The author does an amazing job of describing life as it may truly happen in a suburban New Jersey neighborhood, and its heart-wrenching to read about their lives as they are completely derailed. You can’t help but think about the fact that all this man ever wanted for himself and his family was a peaceful, happy life (something I think that everyone wants, even if their deﬁnitions vary).
The ending was not what I was expecting, but I don’t want to put what I was expecting so I donʼt sway your thinking if you choose to read it (my prediction was actually pretty ridiculous when I think about it now). I know that I donʼt always read the most sophisticated books (coughTrueBloodcoughteenlitcough) but I loved reading this.
It made me think about more than what was just on the pages of the book. I wasn’t a huge fan of the chronological jumps, it was sometimes hard to remember which events appened when, but there was always a well-placed maker within the ﬁrst few paragraphs that helped you to place it in time.
In keeping with my new tradition, I added another Operation Beautiful note into the book. I made this one a little less gender- and age-specific because I could see a variety of people picking up the book.
What I am reading now: The Violets of March by Sarah Jio and Naturally Thin by Bethenny Frankel (I usually donʼt like reading two books at once, but I needed to break up the nonﬁctionness with some fun ﬁction… and I have been super impatient about reading Sarahʼs book haha.)
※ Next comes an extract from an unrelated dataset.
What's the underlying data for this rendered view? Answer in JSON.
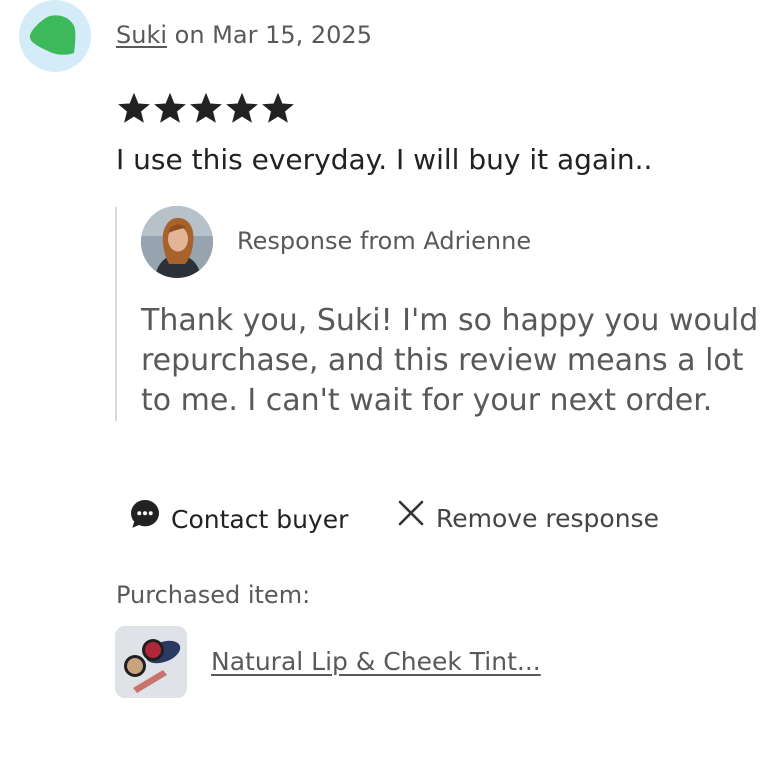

If you have read the book, what did you think? What are you currently reading?